- Science can never be enough for a full and flourishing account of human being.
- Resurrection in the C1st necessarily impinged on the the public world. It meant a real physical act. To talk of resurrection is to do history rather than science because it is a unique, unrepeatable, event.
- Resurrection is not about life after death; it is about what happens after life after death.
- Christianity stands with the Pharisees rather than with the Sadducees or Philo on the question of resurrection.
- The resurrected body – though created out of the ‘stuff’ of the old body – contains new properties. The resurrected body used up all the old properties (hence the empty tomb). The resurrected body has a ‘new kind of physicality’, one equally at home on earth as in heaven. It is not capable of decay or death.
- Resurrection is not resuscitation, which is merely the return to the corruptible body.
- No Jewish hope envisaged a two-stage process of resurrection, the second part of which was a general resurrection.
- The resurrection of Jesus transformed Jewish notions of a messiah. No Jew expected the Messiah to be resurrected because no Jew expected the Messiah to be killed.
- ‘Death is the last weapon of the tyrant; and the point of the resurrection is that death has been defeated’.
- Discrepancies in the accounts in the four canonical gospels concerning the resurrection of Jesus is evidence which supports the historicity of the event. If we only had one account – or of the accounts were derived from one another – then the story would be more improbable.
- The resurrection accounts witnessed to in the gospels are very early, arising from oral traditions.
- 1 Corinthians 15 is a later revision from the earlier gospel accounts wherein the first witnesses were women. In the C1st, women were considered incredible witnesses. There appearance in the gospels, therefore, suggests that the gospel accounts were the earlier.
- Christianity appeals to history and so to history it must go. And yet who we meet as we go challenges us to rethink – and reconceive – our worldview, including our understanding of history.
- Faith does not ignore history but respects and transforms history because it is faith in the Creator-God.
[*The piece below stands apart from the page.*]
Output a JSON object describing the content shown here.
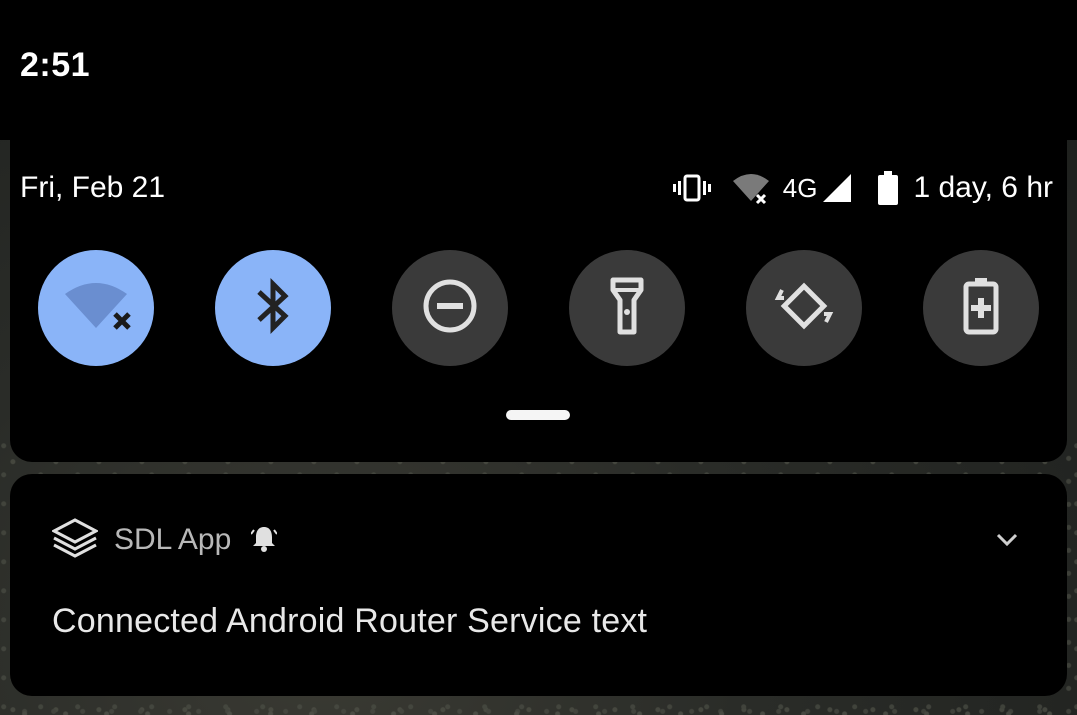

- When something turns up in science that doesn’t fit the paradigm with which we’ve been working, we must be prepared to change our paradigm even while not rejecting all that had gone before. The faith by which we know is determined by the nature of its object. This corresponds to the methodology adopted by science. Scientific epistemology occasionally requires having to change ways of seeing to that which is more appropriate to the new reality. So too with Christian faith.
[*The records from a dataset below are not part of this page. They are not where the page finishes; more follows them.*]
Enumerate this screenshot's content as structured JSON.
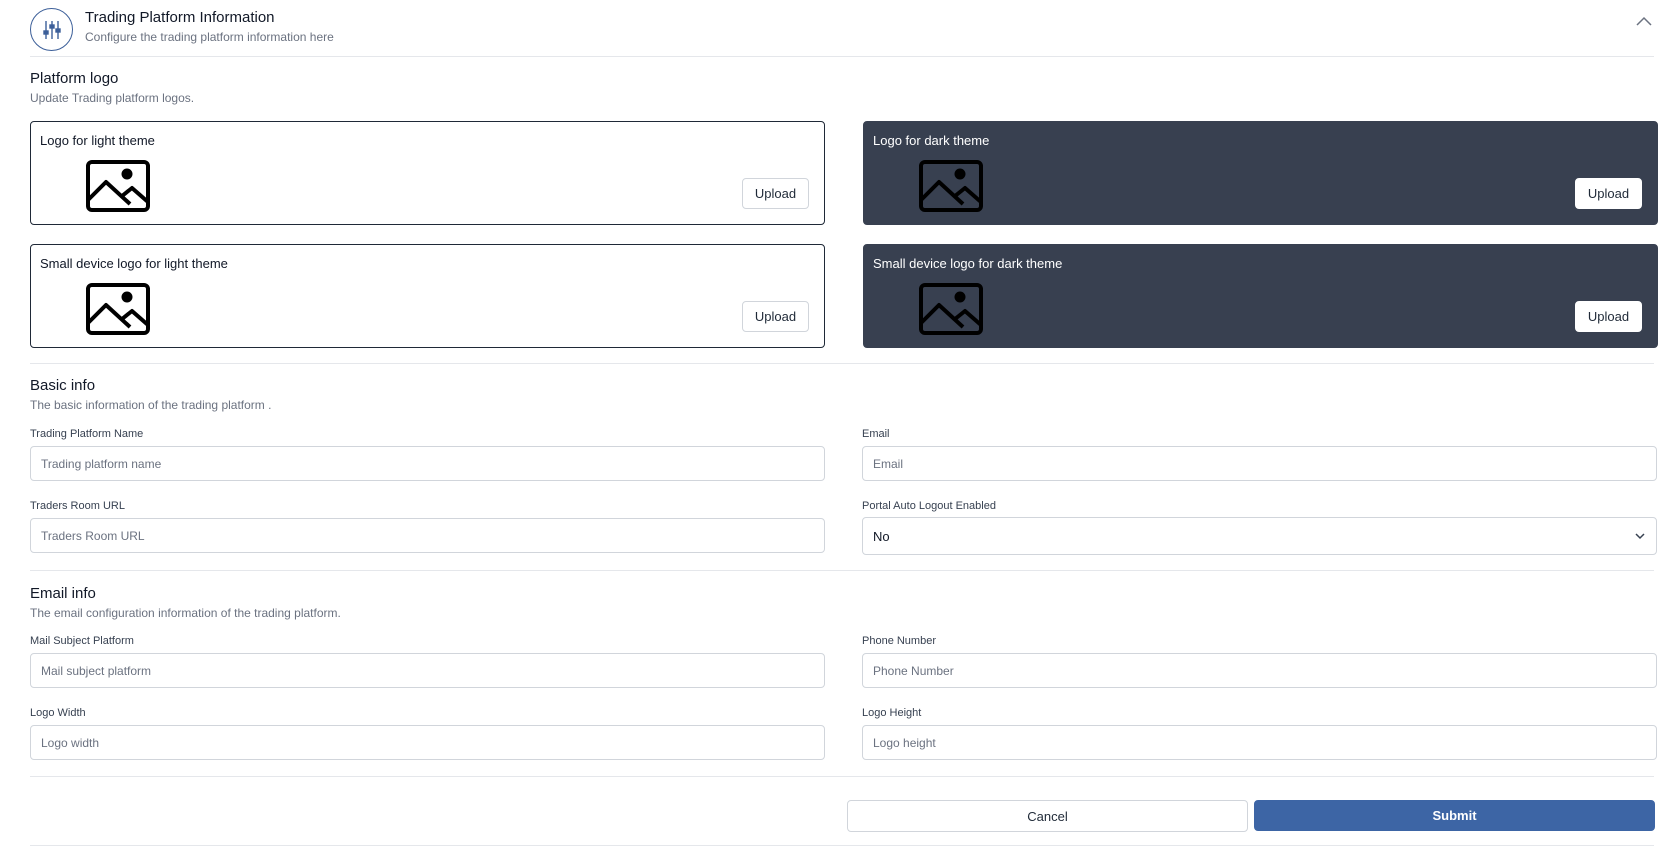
{
  "header": {
    "title": "Trading Platform Information",
    "subtitle": "Configure the trading platform information here",
    "icon": "sliders-icon",
    "collapse_icon": "chevron-up-icon"
  },
  "platform_logo": {
    "title": "Platform logo",
    "subtitle": "Update Trading platform logos.",
    "cards": [
      {
        "label": "Logo for light theme",
        "theme": "light",
        "upload_label": "Upload",
        "icon": "image-icon"
      },
      {
        "label": "Logo for dark theme",
        "theme": "dark",
        "upload_label": "Upload",
        "icon": "image-icon"
      },
      {
        "label": "Small device logo for light theme",
        "theme": "light",
        "upload_label": "Upload",
        "icon": "image-icon"
      },
      {
        "label": "Small device logo for dark theme",
        "theme": "dark",
        "upload_label": "Upload",
        "icon": "image-icon"
      }
    ]
  },
  "basic_info": {
    "title": "Basic info",
    "subtitle": "The basic information of the trading platform .",
    "fields": {
      "platform_name": {
        "label": "Trading Platform Name",
        "placeholder": "Trading platform name",
        "value": ""
      },
      "email": {
        "label": "Email",
        "placeholder": "Email",
        "value": ""
      },
      "traders_room_url": {
        "label": "Traders Room URL",
        "placeholder": "Traders Room URL",
        "value": ""
      },
      "auto_logout": {
        "label": "Portal Auto Logout Enabled",
        "selected": "No"
      }
    }
  },
  "email_info": {
    "title": "Email info",
    "subtitle": "The email configuration information of the trading platform.",
    "fields": {
      "mail_subject": {
        "label": "Mail Subject Platform",
        "placeholder": "Mail subject platform",
        "value": ""
      },
      "phone_number": {
        "label": "Phone Number",
        "placeholder": "Phone Number",
        "value": ""
      },
      "logo_width": {
        "label": "Logo Width",
        "placeholder": "Logo width",
        "value": ""
      },
      "logo_height": {
        "label": "Logo Height",
        "placeholder": "Logo height",
        "value": ""
      }
    }
  },
  "actions": {
    "cancel_label": "Cancel",
    "submit_label": "Submit"
  },
  "colors": {
    "accent": "#3d65a5",
    "dark_card": "#384050",
    "border": "#d1d5db"
  }
}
- Hope in the resurrection is actually a ‘mode of knowing’. Wright cites Wittgenstein, ‘It is love which believes the resurrection’; as it was for Peter. The reality of the resurrection cannot be known is we insist on a mechanistic view of reality. Belief in the resurrection requires a full devotion of love. This love-epistemology relates to a new ontology of the resurrection.
- Unlike with lust, love requires a real other, a real external knower. To believe in the resurrection, therefore, is to believe in the one resurrected.
- All knowing is a gift from God – no so less scientific and historical knowing – and ought be situated within the arena of knowing established by faith, hope and love. But the greatest of these is love.
Forthcoming James Gregory Public Lectures are:
February 28, 2008: John Polkinghorne, ‘Has Science Made Religion Redundant?’
April 17, 2008: Bruno Guiderdon, ‘Islam and Science’